··· The input
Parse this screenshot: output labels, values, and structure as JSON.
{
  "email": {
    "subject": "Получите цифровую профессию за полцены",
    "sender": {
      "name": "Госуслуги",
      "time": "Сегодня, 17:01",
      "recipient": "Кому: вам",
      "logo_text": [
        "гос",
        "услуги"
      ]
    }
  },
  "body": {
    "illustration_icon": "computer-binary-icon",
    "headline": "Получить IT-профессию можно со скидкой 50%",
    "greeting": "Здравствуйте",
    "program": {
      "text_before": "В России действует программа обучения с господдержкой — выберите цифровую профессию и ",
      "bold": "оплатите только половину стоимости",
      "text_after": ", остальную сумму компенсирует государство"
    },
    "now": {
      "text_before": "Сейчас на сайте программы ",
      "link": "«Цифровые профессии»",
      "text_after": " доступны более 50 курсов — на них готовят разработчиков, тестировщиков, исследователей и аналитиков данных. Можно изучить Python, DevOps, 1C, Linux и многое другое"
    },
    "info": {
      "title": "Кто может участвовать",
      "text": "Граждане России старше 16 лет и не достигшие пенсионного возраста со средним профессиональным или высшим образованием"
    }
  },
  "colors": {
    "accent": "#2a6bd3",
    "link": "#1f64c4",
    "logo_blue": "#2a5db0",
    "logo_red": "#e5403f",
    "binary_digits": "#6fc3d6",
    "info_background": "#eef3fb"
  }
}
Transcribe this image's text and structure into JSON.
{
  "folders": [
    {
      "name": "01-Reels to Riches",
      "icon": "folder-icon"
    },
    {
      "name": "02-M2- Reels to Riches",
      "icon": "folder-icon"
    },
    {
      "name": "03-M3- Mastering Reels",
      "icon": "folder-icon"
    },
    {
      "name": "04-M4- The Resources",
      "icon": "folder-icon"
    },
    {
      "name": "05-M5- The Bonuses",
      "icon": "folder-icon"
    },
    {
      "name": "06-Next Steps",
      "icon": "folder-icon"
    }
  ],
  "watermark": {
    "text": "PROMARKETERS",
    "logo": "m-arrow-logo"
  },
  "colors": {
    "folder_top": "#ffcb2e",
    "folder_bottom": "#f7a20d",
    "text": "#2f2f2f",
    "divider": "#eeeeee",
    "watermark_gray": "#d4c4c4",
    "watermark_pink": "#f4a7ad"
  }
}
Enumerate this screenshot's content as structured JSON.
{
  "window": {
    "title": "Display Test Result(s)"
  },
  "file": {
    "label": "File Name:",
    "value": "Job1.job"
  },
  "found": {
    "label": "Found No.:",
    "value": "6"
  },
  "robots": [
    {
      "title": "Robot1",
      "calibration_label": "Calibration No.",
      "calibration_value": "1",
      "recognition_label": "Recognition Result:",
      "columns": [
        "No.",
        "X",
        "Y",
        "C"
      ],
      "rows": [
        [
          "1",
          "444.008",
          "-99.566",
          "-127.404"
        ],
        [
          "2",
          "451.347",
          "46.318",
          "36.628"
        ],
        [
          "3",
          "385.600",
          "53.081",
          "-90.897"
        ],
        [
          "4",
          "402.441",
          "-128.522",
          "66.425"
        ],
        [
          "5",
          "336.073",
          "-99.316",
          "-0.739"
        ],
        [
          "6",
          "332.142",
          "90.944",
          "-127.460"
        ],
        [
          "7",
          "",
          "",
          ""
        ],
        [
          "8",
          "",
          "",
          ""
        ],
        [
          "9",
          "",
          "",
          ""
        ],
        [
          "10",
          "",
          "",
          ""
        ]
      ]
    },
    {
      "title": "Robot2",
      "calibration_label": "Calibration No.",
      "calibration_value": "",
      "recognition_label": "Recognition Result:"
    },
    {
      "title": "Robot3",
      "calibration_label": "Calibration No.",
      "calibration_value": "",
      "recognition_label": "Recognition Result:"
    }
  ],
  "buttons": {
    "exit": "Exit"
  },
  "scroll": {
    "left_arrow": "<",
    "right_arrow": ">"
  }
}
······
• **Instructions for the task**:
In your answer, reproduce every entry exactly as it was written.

• **Expected output**:
Parse this screenshot: output labels, values, and structure as JSON.
{
  "email": {
    "subject": "Получите цифровую профессию за полцены",
    "sender": {
      "name": "Госуслуги",
      "time": "Сегодня, 17:01",
      "recipient": "Кому: вам",
      "logo_text": [
        "гос",
        "услуги"
      ]
    }
  },
  "body": {
    "illustration_icon": "computer-binary-icon",
    "headline": "Получить IT-профессию можно со скидкой 50%",
    "greeting": "Здравствуйте",
    "program": {
      "text_before": "В России действует программа обучения с господдержкой — выберите цифровую профессию и ",
      "bold": "оплатите только половину стоимости",
      "text_after": ", остальную сумму компенсирует государство"
    },
    "now": {
      "text_before": "Сейчас на сайте программы ",
      "link": "«Цифровые профессии»",
      "text_after": " доступны более 50 курсов — на них готовят разработчиков, тестировщиков, исследователей и аналитиков данных. Можно изучить Python, DevOps, 1C, Linux и многое другое"
    },
    "info": {
      "title": "Кто может участвовать",
      "text": "Граждане России старше 16 лет и не достигшие пенсионного возраста со средним профессиональным или высшим образованием"
    }
  },
  "colors": {
    "accent": "#2a6bd3",
    "link": "#1f64c4",
    "logo_blue": "#2a5db0",
    "logo_red": "#e5403f",
    "binary_digits": "#6fc3d6",
    "info_background": "#eef3fb"
  }
}
Transcribe this image's text and structure into JSON.
{
  "folders": [
    {
      "name": "01-Reels to Riches",
      "icon": "folder-icon"
    },
    {
      "name": "02-M2- Reels to Riches",
      "icon": "folder-icon"
    },
    {
      "name": "03-M3- Mastering Reels",
      "icon": "folder-icon"
    },
    {
      "name": "04-M4- The Resources",
      "icon": "folder-icon"
    },
    {
      "name": "05-M5- The Bonuses",
      "icon": "folder-icon"
    },
    {
      "name": "06-Next Steps",
      "icon": "folder-icon"
    }
  ],
  "watermark": {
    "text": "PROMARKETERS",
    "logo": "m-arrow-logo"
  },
  "colors": {
    "folder_top": "#ffcb2e",
    "folder_bottom": "#f7a20d",
    "text": "#2f2f2f",
    "divider": "#eeeeee",
    "watermark_gray": "#d4c4c4",
    "watermark_pink": "#f4a7ad"
  }
}
Enumerate this screenshot's content as structured JSON.
{
  "window": {
    "title": "Display Test Result(s)"
  },
  "file": {
    "label": "File Name:",
    "value": "Job1.job"
  },
  "found": {
    "label": "Found No.:",
    "value": "6"
  },
  "robots": [
    {
      "title": "Robot1",
      "calibration_label": "Calibration No.",
      "calibration_value": "1",
      "recognition_label": "Recognition Result:",
      "columns": [
        "No.",
        "X",
        "Y",
        "C"
      ],
      "rows": [
        [
          "1",
          "444.008",
          "-99.566",
          "-127.404"
        ],
        [
          "2",
          "451.347",
          "46.318",
          "36.628"
        ],
        [
          "3",
          "385.600",
          "53.081",
          "-90.897"
        ],
        [
          "4",
          "402.441",
          "-128.522",
          "66.425"
        ],
        [
          "5",
          "336.073",
          "-99.316",
          "-0.739"
        ],
        [
          "6",
          "332.142",
          "90.944",
          "-127.460"
        ],
        [
          "7",
          "",
          "",
          ""
        ],
        [
          "8",
          "",
          "",
          ""
        ],
        [
          "9",
          "",
          "",
          ""
        ],
        [
          "10",
          "",
          "",
          ""
        ]
      ]
    },
    {
      "title": "Robot2",
      "calibration_label": "Calibration No.",
      "calibration_value": "",
      "recognition_label": "Recognition Result:"
    },
    {
      "title": "Robot3",
      "calibration_label": "Calibration No.",
      "calibration_value": "",
      "recognition_label": "Recognition Result:"
    }
  ],
  "buttons": {
    "exit": "Exit"
  },
  "scroll": {
    "left_arrow": "<",
    "right_arrow": ">"
  }
}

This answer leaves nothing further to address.